I have two critiques of the alert. First, default passwords are a vulnerability to me. Consider this: when you install and configure a Windows system, what is the default username/password? How about Linux? Solaris? AIX? The answer is that there is often a default username, but part of the installation and configuration process is to set a new password. I find it odd that setting up a server to host, say, a social networking/new media site is inherently more secure than setting up a controller for potentially critical infrastructure.
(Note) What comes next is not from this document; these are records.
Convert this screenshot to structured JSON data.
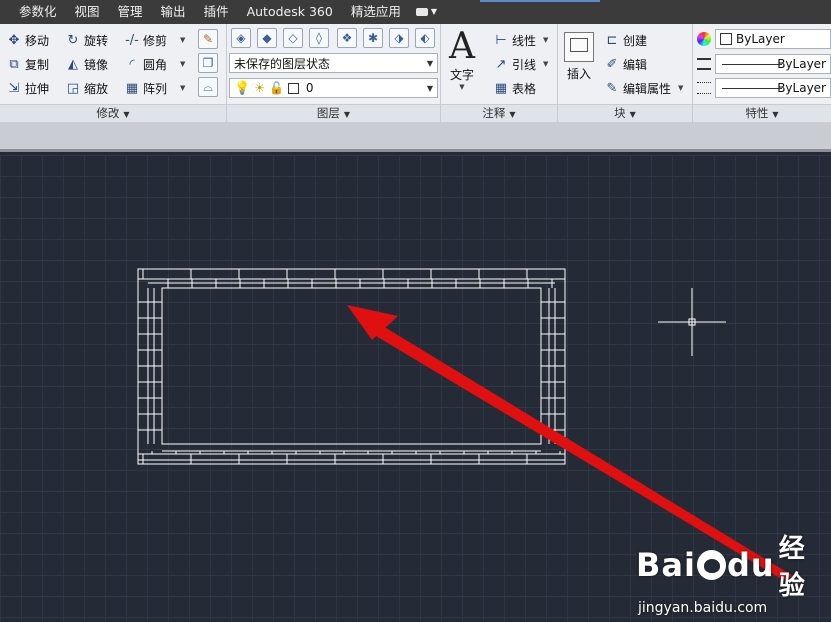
{
  "menu": {
    "items": [
      "参数化",
      "视图",
      "管理",
      "输出",
      "插件",
      "Autodesk 360",
      "精选应用"
    ],
    "cloud_icon": "cloud-icon"
  },
  "ribbon": {
    "modify": {
      "title": "修改",
      "tools": {
        "move": "移动",
        "rotate": "旋转",
        "trim": "修剪",
        "copy": "复制",
        "mirror": "镜像",
        "fillet": "圆角",
        "stretch": "拉伸",
        "scale": "缩放",
        "array": "阵列"
      }
    },
    "layers": {
      "title": "图层",
      "layer_state": "未保存的图层状态",
      "current_layer": "0"
    },
    "annotation": {
      "title": "注释",
      "text": "文字",
      "linear": "线性",
      "leader": "引线",
      "table": "表格"
    },
    "block": {
      "title": "块",
      "insert": "插入",
      "create": "创建",
      "edit": "编辑",
      "edit_attributes": "编辑属性"
    },
    "properties": {
      "title": "特性",
      "color": "ByLayer",
      "linetype": "ByLayer",
      "lineweight": "ByLayer"
    }
  },
  "colors": {
    "canvas": "#252b36",
    "grid": "#303744",
    "arrow": "#e01010",
    "wall": "#ffffff"
  },
  "watermark": {
    "brand_left": "Bai",
    "brand_right": "du",
    "brand_cn": "经验",
    "url": "jingyan.baidu.com"
  }
}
Another issue that the update doesn’t address is that a huge problem with tracking down owners is that many internet-facing controllers are in IP blocks that belong to ISPs. Contacting an ISP about a client’s vulnerable system rarely gets anywhere in the United States — ISPs have no obligation to inform the owner nor to tell a reporter who the owner of a vulnerable system is. This is why Patrick’s recommendation of getting this document in as many hands as possible is so important.
Digital Bond inquired about this a few months ago and we had a conference call with DHS and ICS-CERT. Their answer at the time was more or less what I expected. Their strategy right now is to send an officially-sounding contact with the ISP. This works in some instances, but not in others. Quite a few of the controllers that I reported since January are still accessible on the Internet. Unfortunately their hands are tied on this — there is no legal vehicle for ICS-CERT/DHS to compel an ISP to either pass the information along nor to provide the owner information.
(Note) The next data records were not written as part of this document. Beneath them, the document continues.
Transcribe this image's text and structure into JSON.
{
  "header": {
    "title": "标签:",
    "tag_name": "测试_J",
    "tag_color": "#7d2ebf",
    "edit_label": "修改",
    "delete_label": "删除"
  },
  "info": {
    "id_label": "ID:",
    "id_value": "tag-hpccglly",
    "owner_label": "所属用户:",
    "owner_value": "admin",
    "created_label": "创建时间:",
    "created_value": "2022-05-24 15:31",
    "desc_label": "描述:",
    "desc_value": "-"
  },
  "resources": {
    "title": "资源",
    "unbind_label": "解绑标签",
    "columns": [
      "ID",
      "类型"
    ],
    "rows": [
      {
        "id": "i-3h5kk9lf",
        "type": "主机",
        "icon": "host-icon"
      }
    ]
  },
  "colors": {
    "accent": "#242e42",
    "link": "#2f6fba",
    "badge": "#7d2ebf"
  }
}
Some vendors are really great about handling the “Internet-connected” problem. One in particular has been great, but they’ve asked that I not mention who they are…their controllers, though, allow unauthenticated reading of their serial number, and they are able to track down the owner and actually call the owner and let them know the danger of leaving their product on the internet. Sadly it doesn’t always work even then, but their track record has been better than I could hope for, given the legal climate.
Other vendors tend to ignore the problem, claiming that internet-facing controllers are their customer’s problem.
If you’re an ISP that gets a cold-call or an email from ICS-CERT, please take it seriously. Your customer will thank you in the end.